Which brings us to the announcement of The Bootleg Series, Vol. 12: The Cutting Edge, 1965-66. With the EU copyright situation in mind, it was logical to expect a mammoth deep dive into Bob’s most lauded period as a recording artist -- the “electric period” that bore three classic albums: Bringing It All Back Home, Highway 61 Revisited, and the immortal Blonde On Blonde. By now, the 2-CD version seems woefully inadequate, so for the more adventurous fan there is a lavish 6-CD “Deluxe Edition” set -- featuring the same packaging and extras that previously represented the top of the line for Vols. 10 and 11. But since all of those precious 1965 and 1966 outtakes will fall into the Public Domain if not released this year and next, we now have the biggest Bootleg Series package ever released -- the immense 18-disc behemoth “Collector’s Edition.”
As mentioned above, this sumbitch costs a staggering $599 -- more like $680 with tax and shipping tacked on, and God help you if you’re ordering this thing from outside the U.S. After all the angst and hand-wringing over the Tell Tale Signs set in 2008, I ordered this beast almost without hesitation -- partly because I've been carefully conditioned to accept this by Sony for seven years, but also because I really think this is a once-in-a-lifetime box set. By promising to release “every note recorded” during these legendary recording sessions, fans can actually purchase an audio time machine and be a fly on the wall while three of the most important albums in rock history are created. Kind of hard to put a price on that kind of experience.
Yet there is plenty of outrage over this set, because serious, dedicated fans feel “priced out” of this amazing experience -- the kind of experience they used to joke they would give a limb or expendable organ to be able to enjoy. Turns out you CAN put a price on this, and it’s $600+ -- and that is simply too much for some folks. Hell, it’s too much for me, too! I actually had to apply for a credit card I didn't need because they were offering a $250 cash back bonus; that cut my net cost down to around $400 -- still an outrageous amount of money. I’ll spend most of 2016 paying off the rest by applying my Amazon Visa points to my statement, rather than using them to buy music, which is how I usually buy my music. So pain will be felt, but this just wasn’t something I could pass up.

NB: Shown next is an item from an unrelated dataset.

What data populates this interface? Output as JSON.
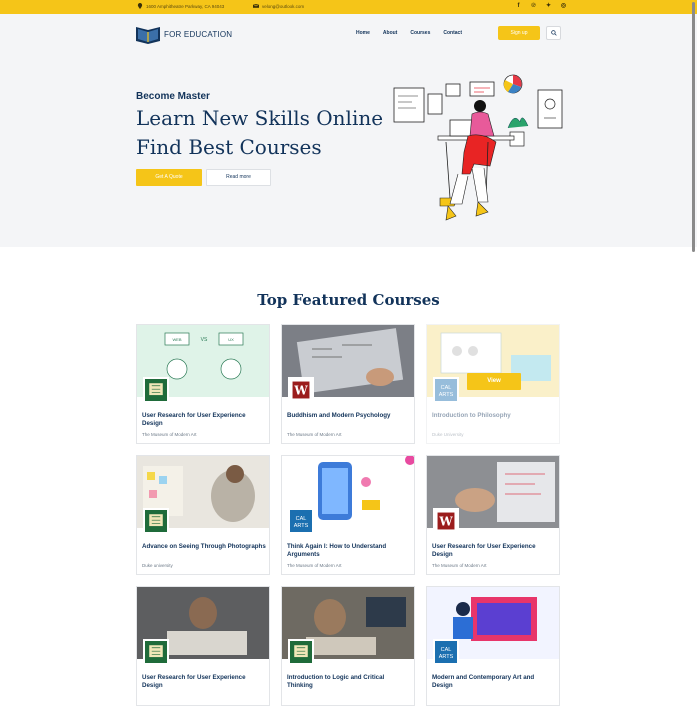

So here we are. Could Sony have imagined in 1991 -- while they were nervously trimming the first Bootleg Series box from 4 discs to 3 -- that they would someday charge $600 for an 18-CD set? Not in a million years. Could I have guessed in 1991 that I would someday PAY $600 for an 18-CD set? Not in a BILLION years. But in the dying twilight of physical media for music, this is the future for music fans. My advice? Starting saving your pennies NOW for next fall’s box sets.